The Manipur University is no stranger to trouble, but today it is in a crisis unprecedented in its entire history of 38 years, since its founding in 1980 as a state university. The university became a central university only in 2005.
In what can only be described as a blitzkrieg, a little after midnight on September 20 or the wee hours of September 21, seemingly timed to ensure all newspapers of the day had all been put to bed, police and paramilitary forces entered the campus in convoys and raided the five boys hostels of the university, arresting 89 students and six teachers, all on the basis of a single FIR lodged by a single person, Professor K. Yugindro Singh.
The professor complained that he was manhandled and threatened by students and teachers of the university when he went to the campus to assume office as vice-chancellor-in-charge by virtue of his being appointed as pro-vice-chancellor by the controversial vice-chancellor, Professor Adya Prasad Pandey, who is currently suspended from service pending an inquiry into charges against him for serious derelictions of duty and responsibility.
Singh’s partisan stand in this tussle between a larger section of the Manipur University community and Pandey and his supporters is well known. His past as a man of his word is not something to envy either. Not too long ago, he was in a controversy for installing three telescopes belonging to the university at his residence, therefore restricting access to them only to his favourite students, on the claim that they were purchased out of money for a project he won for his department. Was this done with the permission of the university is a question which obviously may need some probing too.
Earlier on, in the 1990s, he was behind a media campaign to malign the university authorities for adopting a fast track merit promotion scheme for well-performing faculties, but when he became eligible for the promotion scheme, he quietly left the campaign and enrolled himself for the very scheme that he had once debunked as a tool for favouritism. The professor of physics also claims big achievements in astronomy, but do a Google search and the only praises he has ever visibly received are from Imphal newspapers, most of which are based on interviews of him.
But leave aside the standing of the man in society or academics, the moot question is, why was the government so much in a hurry to make the midnight raid on the university on the very day the FIR was lodged? Were they under some pressure from their central command to be tough on the rebellious university, or is this another case of a servile government eagerly pursuing what they anticipate would please their masters? Is this government so much in awe of Pandey, who is reputed for his proximity to the power corridors in Delhi and the Rashtriya Swayamsevak Sangh? In fact, there have been many reports in the media, in particular one in The Statesman Kolkata, that Pandey had been selected precisely for a saffronising mission of the MU.
Would it then not have been judicious practice for the government to treat Singh’s – or anybody else’s – complaint with a measure of reasonable doubt, therefore importantly would it not have been prudent to make a preliminary probe to crosscheck and verify the allegations before swinging into the massive assault witnessed on September 20 night?
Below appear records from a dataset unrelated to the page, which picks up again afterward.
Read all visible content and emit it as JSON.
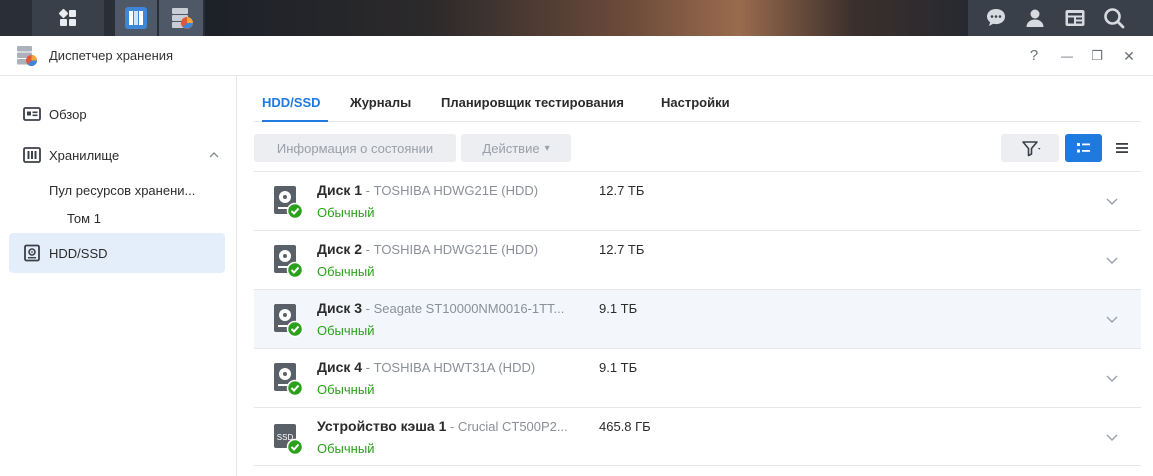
{
  "taskbar": {
    "main_menu_icon": "grid-icon",
    "apps": [
      "storage-manager-app-icon",
      "storage-manager-active-icon"
    ],
    "right_icons": [
      "chat-icon",
      "user-icon",
      "widgets-icon",
      "search-icon"
    ]
  },
  "window": {
    "title": "Диспетчер хранения",
    "controls": {
      "help": "?",
      "minimize": "—",
      "restore": "❐",
      "close": "✕"
    }
  },
  "sidebar": {
    "overview": "Обзор",
    "storage": "Хранилище",
    "pool": "Пул ресурсов хранени...",
    "volume": "Том 1",
    "hdd_ssd": "HDD/SSD"
  },
  "tabs": [
    {
      "label": "HDD/SSD",
      "active": true
    },
    {
      "label": "Журналы",
      "active": false
    },
    {
      "label": "Планировщик тестирования",
      "active": false
    },
    {
      "label": "Настройки",
      "active": false
    }
  ],
  "toolbar": {
    "health_info": "Информация о состоянии",
    "action": "Действие",
    "action_caret": "▾"
  },
  "disks": [
    {
      "name": "Диск 1",
      "model": " - TOSHIBA HDWG21E (HDD)",
      "size": "12.7 ТБ",
      "status": "Обычный",
      "type": "hdd"
    },
    {
      "name": "Диск 2",
      "model": " - TOSHIBA HDWG21E (HDD)",
      "size": "12.7 ТБ",
      "status": "Обычный",
      "type": "hdd"
    },
    {
      "name": "Диск 3",
      "model": " - Seagate ST10000NM0016-1TT...",
      "size": "9.1 ТБ",
      "status": "Обычный",
      "type": "hdd"
    },
    {
      "name": "Диск 4",
      "model": " - TOSHIBA HDWT31A (HDD)",
      "size": "9.1 ТБ",
      "status": "Обычный",
      "type": "hdd"
    },
    {
      "name": "Устройство кэша 1",
      "model": " - Crucial CT500P2...",
      "size": "465.8 ГБ",
      "status": "Обычный",
      "type": "ssd"
    }
  ],
  "colors": {
    "accent": "#1f7ae0",
    "ok": "#2ca01c",
    "taskbar": "#2a2f37"
  }
}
There were so many witnesses of the event that Singh described as an assault on his person in his FIR, and moreover there is at least one audio recording of the exchanges between him and the students on that day at the administrative block of the university. Those who have heard this recording will vouch that though there were plenty of commotion on account of many students putting questions to him, there were no unparliamentary languages distinguishable. There were also some moderating voices appealing for order. Singh’s own voice was also heard on and off, indicating in a jovial tone he agreed with the students that it was the wrong time for him to stake claim to vice-chancellorship.
Other eyewitnesses admit that there were some waiting outside with a plate of eggs, and these were thrown at him as he left in his car, but nowhere were there any clubs and rocks in sight that the man claimed he was threatened with as he emerged from the administrative block.
On the other hand, is it a case of the government acting on its own intelligence that the Manipur University community was preparing to wage war on the nation, for indeed the response was befitting a war? Now that there are no reports of discovery of stockpiles of weapons, or rebel soldiers found in the campus, would the government resort to more tricks up their sleeves to mass frame the community or worse still, stage encounters of the kind they have become infamous for?
The gravity of the midnight raid did not sink in immediately but with the hindsight of even the few days that have gone by, it not difficult to see how horrifying and draconian it was. The government shut off mobile internet so that information or pictures from within the campus could not emerge outside; nobody including the media were not allowed in, nobody from inside the campus were allowed out. Reports say police and paramilitary vehicles are still stationed outside each of the boys’ hostels to ensure no resident slipped out. The entirety of the picture inside the campus hence is still fuzzy. Hopefully things will not get more serious than this.
But rest assured, as people get over the shock of the midnight raid and settle down to assess the disproportionate nature of the government retaliation, another storm will begin to gather. The only way the government can defuse this storm is by coming out with a very credible and convincing explanation for defiling the university the way they have.
Pradip Phanjoubam is editor of Imphal Free Press.